Now, I think that Latin is a great language to learn and it would be good if we all understand it, but I sure don’t and I suspect that most listening to this podcast don’t either, so let’s just toss the Latin meaning aside and use something we can remember.
Since i.e. means, “that is”, let’s think about it as meaning, “in other words”. This way our memory phrase (in other words) and the Latin both start with the letter “i”.
E.g. is a bit easier, and if you remember this one, you won’t need to remember both. Let’s just think of the word “example” to remember the phrase “e.g.” otherwise known as “for example”. This way they both start with the letter “e”.
Use “i.e.” to paraphrase. Make a statement, and then add “i.e.” to explain or describe what you just said in a different way. Use i.e. to clarify something.
Let’s try a few examples:
“I love summer sports i.e., baseball, fishing and tennis.”

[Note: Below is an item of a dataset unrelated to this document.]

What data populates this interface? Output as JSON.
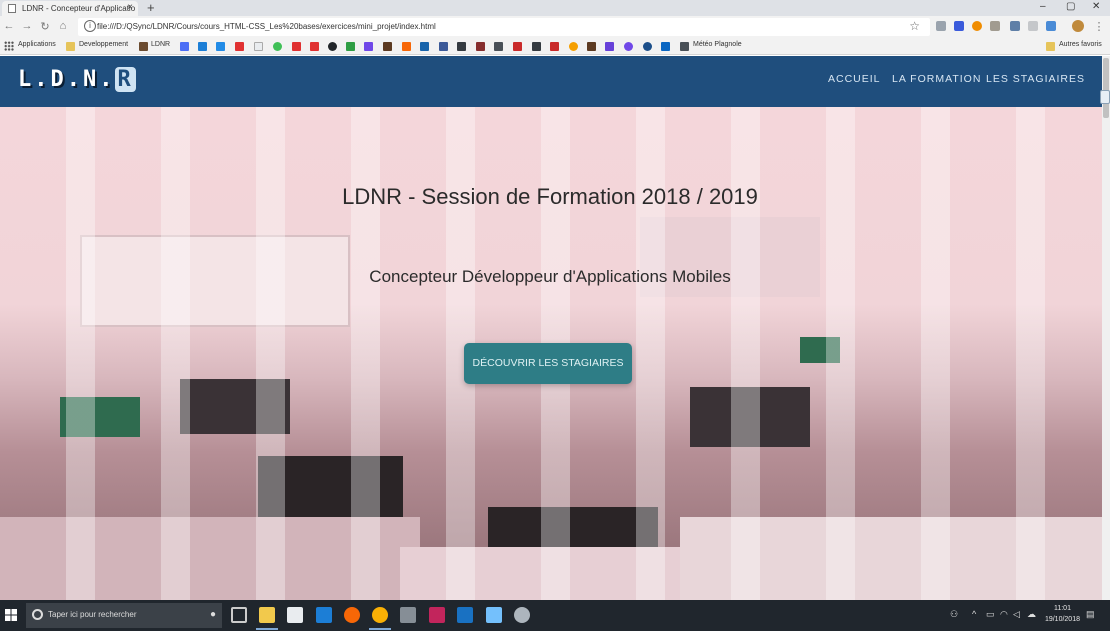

“I really enjoy hard work i.e. watching others work hard.”
“I’m going to the place where I work best, i.e., the coffee shop.”
Note that what follows “i.e.” is some sort of definition.
Use “e.g.” before giving one or more examples. Think of what precedes “e.g.” as a category, and what follows it as something (or a few things) that would fall into that category:
“Buy some vegetables, e.g., carrots and potatoes.”
“I’m studying the solar system, e.g., planets, the sun and moons.”
How to punctuate i.e. and e.g.
There’s disagreement concerning punctuation, but the majority of sources say that you should always put a comma after i.e. and e.g. in American English, but omit the comma in British English. You can put a comma before them also, if you wish, although this requirement is vague and not really stated.
You can also use parentheses starting just before the i.e. or e.g. and ending after the words you introduces using these. Look at the following example:
“I’m studying the solar system, (e.g., planets, the sun and moons).”
Do not use italics; the abbreviations have been part of the English language so long that they are not required and always used a period after each letter.
It’s unfortunate that people often forget how to use i.e. and e.g. and because they forget, they don’t choose to use either of them, but including these in your writing where appropriate can add more color and depth to your writing.
Never use these in speech, only writing.
Well, this was by no means a complete study of the subject, merely a Quick Tip as the title states.
You’re welcome to check out the other podcasts at www.markinrussia.com
Thanks for listening to my Quick Tip and I hope you come back next week to listen to the next one.
Thank you and goodbye!